■ **About this exercise**:
The records that follow must be printed exactly as they are.

(Supplied material)

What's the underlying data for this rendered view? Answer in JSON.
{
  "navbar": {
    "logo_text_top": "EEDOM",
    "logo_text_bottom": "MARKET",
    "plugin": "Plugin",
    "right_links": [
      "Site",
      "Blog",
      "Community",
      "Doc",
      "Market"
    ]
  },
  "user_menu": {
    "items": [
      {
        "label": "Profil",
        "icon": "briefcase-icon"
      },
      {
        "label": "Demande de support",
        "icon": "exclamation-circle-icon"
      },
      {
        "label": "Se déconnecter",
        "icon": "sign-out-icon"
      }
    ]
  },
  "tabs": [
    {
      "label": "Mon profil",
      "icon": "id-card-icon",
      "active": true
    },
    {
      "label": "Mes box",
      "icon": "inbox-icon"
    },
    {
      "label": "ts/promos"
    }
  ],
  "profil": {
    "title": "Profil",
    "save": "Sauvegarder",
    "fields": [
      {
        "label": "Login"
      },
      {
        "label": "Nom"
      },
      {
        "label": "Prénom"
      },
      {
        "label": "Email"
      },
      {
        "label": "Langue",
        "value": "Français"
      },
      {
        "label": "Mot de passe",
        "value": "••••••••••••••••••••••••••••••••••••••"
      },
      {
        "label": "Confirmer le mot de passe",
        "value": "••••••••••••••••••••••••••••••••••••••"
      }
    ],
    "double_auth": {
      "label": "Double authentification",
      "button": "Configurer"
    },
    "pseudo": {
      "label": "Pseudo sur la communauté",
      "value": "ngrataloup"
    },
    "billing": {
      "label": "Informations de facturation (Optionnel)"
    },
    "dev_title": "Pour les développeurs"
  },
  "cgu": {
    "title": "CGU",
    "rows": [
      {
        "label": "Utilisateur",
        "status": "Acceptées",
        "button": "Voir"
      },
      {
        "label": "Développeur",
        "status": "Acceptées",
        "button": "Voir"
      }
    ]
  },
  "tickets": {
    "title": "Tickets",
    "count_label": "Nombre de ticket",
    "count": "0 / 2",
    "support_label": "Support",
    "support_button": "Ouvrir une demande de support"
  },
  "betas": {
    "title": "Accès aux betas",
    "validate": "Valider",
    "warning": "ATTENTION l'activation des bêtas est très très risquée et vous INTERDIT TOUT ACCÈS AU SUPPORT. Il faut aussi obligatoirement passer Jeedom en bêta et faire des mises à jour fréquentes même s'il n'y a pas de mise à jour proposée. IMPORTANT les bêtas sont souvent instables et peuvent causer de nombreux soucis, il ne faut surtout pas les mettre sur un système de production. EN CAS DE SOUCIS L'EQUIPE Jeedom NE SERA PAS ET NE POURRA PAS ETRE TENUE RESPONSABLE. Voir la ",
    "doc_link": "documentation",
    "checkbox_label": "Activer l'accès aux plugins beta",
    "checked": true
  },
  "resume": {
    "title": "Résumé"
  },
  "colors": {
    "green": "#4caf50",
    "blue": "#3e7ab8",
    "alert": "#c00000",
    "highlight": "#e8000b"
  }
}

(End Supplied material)

■ **Solution to the exercise**:
What's the underlying data for this rendered view? Answer in JSON.
{
  "navbar": {
    "logo_text_top": "EEDOM",
    "logo_text_bottom": "MARKET",
    "plugin": "Plugin",
    "right_links": [
      "Site",
      "Blog",
      "Community",
      "Doc",
      "Market"
    ]
  },
  "user_menu": {
    "items": [
      {
        "label": "Profil",
        "icon": "briefcase-icon"
      },
      {
        "label": "Demande de support",
        "icon": "exclamation-circle-icon"
      },
      {
        "label": "Se déconnecter",
        "icon": "sign-out-icon"
      }
    ]
  },
  "tabs": [
    {
      "label": "Mon profil",
      "icon": "id-card-icon",
      "active": true
    },
    {
      "label": "Mes box",
      "icon": "inbox-icon"
    },
    {
      "label": "ts/promos"
    }
  ],
  "profil": {
    "title": "Profil",
    "save": "Sauvegarder",
    "fields": [
      {
        "label": "Login"
      },
      {
        "label": "Nom"
      },
      {
        "label": "Prénom"
      },
      {
        "label": "Email"
      },
      {
        "label": "Langue",
        "value": "Français"
      },
      {
        "label": "Mot de passe",
        "value": "••••••••••••••••••••••••••••••••••••••"
      },
      {
        "label": "Confirmer le mot de passe",
        "value": "••••••••••••••••••••••••••••••••••••••"
      }
    ],
    "double_auth": {
      "label": "Double authentification",
      "button": "Configurer"
    },
    "pseudo": {
      "label": "Pseudo sur la communauté",
      "value": "ngrataloup"
    },
    "billing": {
      "label": "Informations de facturation (Optionnel)"
    },
    "dev_title": "Pour les développeurs"
  },
  "cgu": {
    "title": "CGU",
    "rows": [
      {
        "label": "Utilisateur",
        "status": "Acceptées",
        "button": "Voir"
      },
      {
        "label": "Développeur",
        "status": "Acceptées",
        "button": "Voir"
      }
    ]
  },
  "tickets": {
    "title": "Tickets",
    "count_label": "Nombre de ticket",
    "count": "0 / 2",
    "support_label": "Support",
    "support_button": "Ouvrir une demande de support"
  },
  "betas": {
    "title": "Accès aux betas",
    "validate": "Valider",
    "warning": "ATTENTION l'activation des bêtas est très très risquée et vous INTERDIT TOUT ACCÈS AU SUPPORT. Il faut aussi obligatoirement passer Jeedom en bêta et faire des mises à jour fréquentes même s'il n'y a pas de mise à jour proposée. IMPORTANT les bêtas sont souvent instables et peuvent causer de nombreux soucis, il ne faut surtout pas les mettre sur un système de production. EN CAS DE SOUCIS L'EQUIPE Jeedom NE SERA PAS ET NE POURRA PAS ETRE TENUE RESPONSABLE. Voir la ",
    "doc_link": "documentation",
    "checkbox_label": "Activer l'accès aux plugins beta",
    "checked": true
  },
  "resume": {
    "title": "Résumé"
  },
  "colors": {
    "green": "#4caf50",
    "blue": "#3e7ab8",
    "alert": "#c00000",
    "highlight": "#e8000b"
  }
}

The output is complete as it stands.